What are we talking about?
How many times have we heard people talking about sustainability and ethical fashion lately? Probably just as much as we have heard about global warming and environmental issues on television in the last few months… Because I bet everyone must have heard about it at least once, especially during the period we are going through.
But where does all this concern come from? What do the words ‘ethical’ and ‘sustainable’ even mean in the first place?
Well, we could start off by clarifying the meaning of these two words, before moving on to applying them to the fashion industry context.
The word ‘ethical’ refers to matters concerning moral principles and morality, which helps us distinguish between what is right and what is wrong, but it also has to do with how individuals lead their lives. On the other hand, when we talk about ‘sustainability’ we tend to think of the totality of actions taken in order to prevent the exhaustion of natural resources so as to preserve the quality of life of modern-day societies.
Why are we starting to worry? Why only now?
Nevertheless, what we should be really focusing on is the dramatically high number of negative effects that fast fashion is leading to.
So, what is fast fashion? Fast fashion could be defined as the mass-production of extremely poor quality clothes which trick customers into buying them because of the tempting combination of cheapness and trendiness characterizing them. What people ignore is that, hidden behind their awfully low cost, workers’ exploitation and other dangerous procedures are carried out by these industries and they are putting at risk our environment.

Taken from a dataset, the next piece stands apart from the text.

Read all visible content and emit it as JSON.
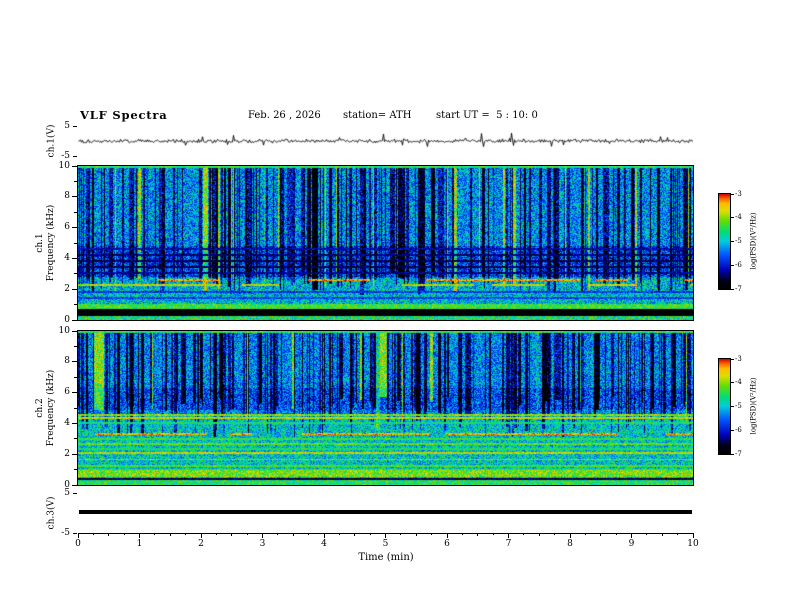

This means that, by buying clothes from fast fashion brands, we are most likely to be contributing to causing harm to our planet. Let’s take into consideration, for example, the damage originated by textile dyeing which requires toxic chemicals that eventually end up in our oceans, or the significant amounts of microplastics which, by detaching from our clothes every time we wash them, land up in our seas.

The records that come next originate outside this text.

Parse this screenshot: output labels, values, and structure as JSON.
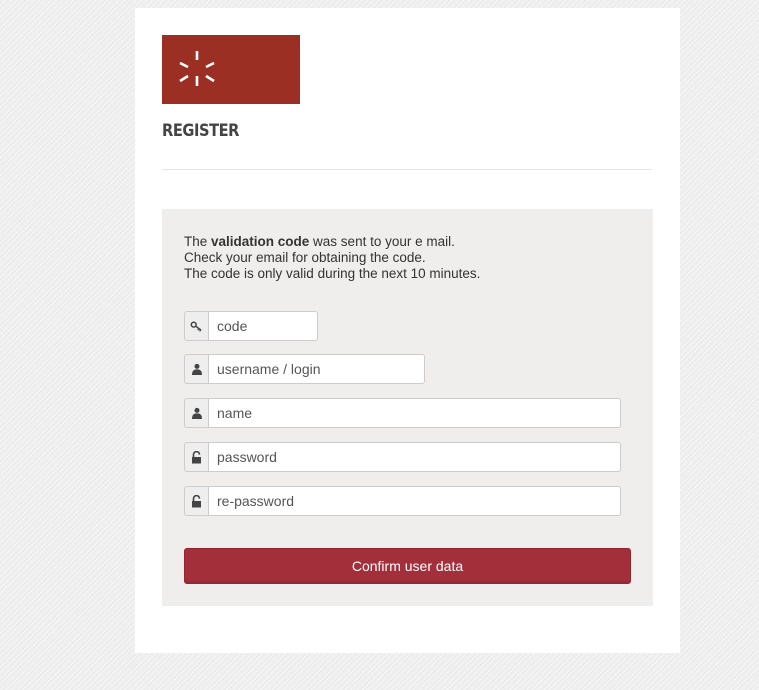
{
  "page": {
    "title": "REGISTER",
    "logo_icon": "asterisk-burst-icon",
    "colors": {
      "brand": "#9b2f24",
      "button": "#a32f3a",
      "panel": "#efeeec"
    }
  },
  "message": {
    "line1_prefix": "The ",
    "line1_bold": "validation code",
    "line1_suffix": " was sent to your e mail.",
    "line2": "Check your email for obtaining the code.",
    "line3": "The code is only valid during the next 10 minutes."
  },
  "form": {
    "fields": [
      {
        "icon": "key-icon",
        "placeholder": "code"
      },
      {
        "icon": "user-icon",
        "placeholder": "username / login"
      },
      {
        "icon": "user-icon",
        "placeholder": "name"
      },
      {
        "icon": "lock-icon",
        "placeholder": "password"
      },
      {
        "icon": "lock-icon",
        "placeholder": "re-password"
      }
    ],
    "submit_label": "Confirm user data"
  }
}
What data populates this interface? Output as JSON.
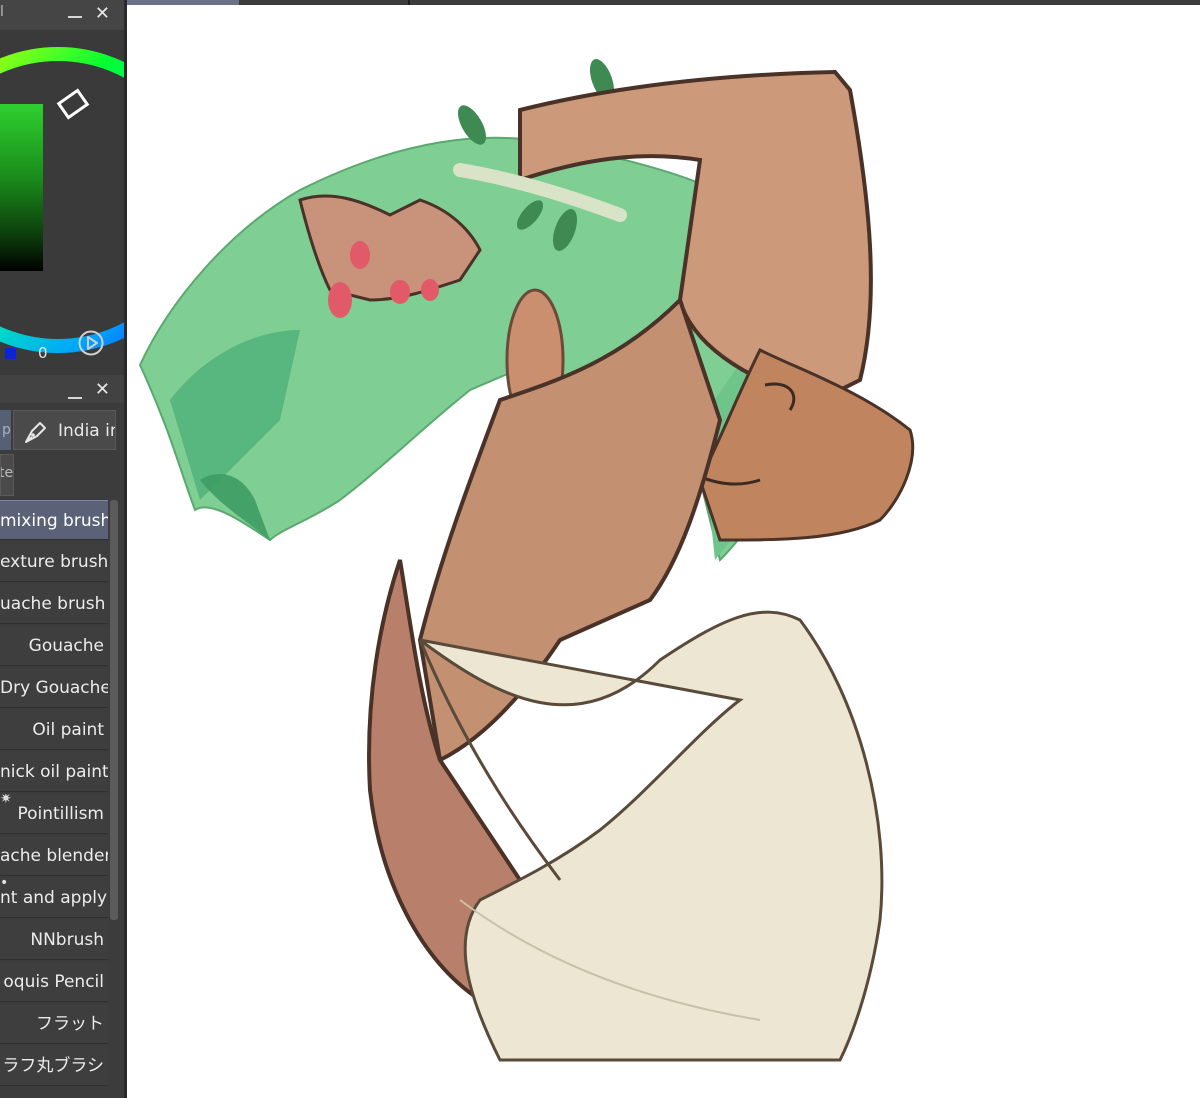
{
  "color_panel": {
    "title_fragment": "l",
    "value_text": "0",
    "accent_color": "#1fd01f",
    "blue_chip_color": "#0d23d8"
  },
  "brush_panel": {
    "tab_partial_label": "p",
    "tab_label": "India ir",
    "subtab_label": "te",
    "brushes": [
      {
        "label": "mixing brush",
        "selected": true
      },
      {
        "label": "exture brush",
        "selected": false
      },
      {
        "label": "uache brush",
        "selected": false
      },
      {
        "label": "Gouache",
        "selected": false
      },
      {
        "label": "Dry Gouache",
        "selected": false
      },
      {
        "label": "Oil paint",
        "selected": false
      },
      {
        "label": "nick oil paint",
        "selected": false
      },
      {
        "label": "Pointillism",
        "selected": false
      },
      {
        "label": "ache blender",
        "selected": false
      },
      {
        "label": "nt and apply",
        "selected": false
      },
      {
        "label": "NNbrush",
        "selected": false
      },
      {
        "label": "oquis Pencil",
        "selected": false
      },
      {
        "label": "フラット",
        "selected": false
      },
      {
        "label": "ラフ丸ブラシ",
        "selected": false
      }
    ]
  },
  "icons": {
    "close": "close-icon",
    "minimize": "minimize-icon",
    "play": "play-circle-icon",
    "pen": "pen-nib-icon"
  }
}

What’s more, the fashion industry is responsible for 10% of humanity’s carbon emission, other than being accountable for excessive usage of water too. Although there would be a lot more to say adding up to the many other negative outcomes fast fashion is to plead guilty for, let’s get straight to the point: why are we starting to worry only now when all these problems have always existed? Or, at least, they’ve been there for some time now.
Well, the answer probably lies in the fact that this period of the global pandemic has given everyone enough spare time to think about how our bad actions are affecting the world we live in and the possible consequences which could result from the long term if we can’t find a way to contrast them.
Thus, we could state that the pandemic has at least succeeded in raising global awareness about such environmental issues. It has put stress on the importance of recycling rather than wasting, for example. Here’s why the fashion industry might have begun tackling topics such as those concerning sustainability and ethics only now: by showing that they actually do care about the Earth, some brands are attempting new innovative techniques which take advantage of safer materials that are just as good as those deriving from plastic, adopting more ethical ways to get their final products done.
By doing so, they trigger their customers’ curiosity, who feel also more encouraged to buy clothes which do not cause the Earth any harm, as the “lockdown” had also turned off people’s desire to buy new clothes which couldn’t even be tried on.
Homi fashion and jewels show support for green companies and ethical fashion
The entire Homi Fashion & Jewels exhibition revolves mainly around the concept of ‘sustainability’ which is a topic that, as already stated, has been catching on and it’s still on the rise. Attention to the planet and sustainability have, therefore, become the driving forces behind this extremely important event dedicated to the world of jewelry and fashion, taking place in Milan.
This festival has decided to give space and visibility to ‘green’ brands, even if they are not very well-known. However, the innovation can be found on the online platform of the event, which decided to reserve a special area that can be explored, through the use of hashtags, in order to find out more about brands who show support towards the environment.
On the HOMI F&G site, you will find a menu with the dominating hashtag #befashionandjewels. From there, thanks to the hashtags #besustainable and #begreen, you will be able to find out about the products and the stories of the business operators who chose to adopt more ethical and sustainable production styles.
Once scrolling through the website, you can discover a huge range of different projects designed by green companies. Some of them focus on recycling, other projects focus on the use of natural fibers to employ in their creations. Brands such as ‘Fusioni’ (which produces eco-friendly textiles from soybeans and bamboo) or ‘Chi semina raccoglie’ and ‘Pasly Art Design’ (which use dried fruit, seeds, and berries to craft original pieces of jewelry) are just a few examples.
What are we waiting for, then? Let’s all embrace the concept of sustainability once and for all, in order to get closer to a reality in which the words ‘waste’ and ‘pollution’ are bound to become nothing more than fading memories in a world that is loved and respected by everyone, as it should be.
Photo by the blowup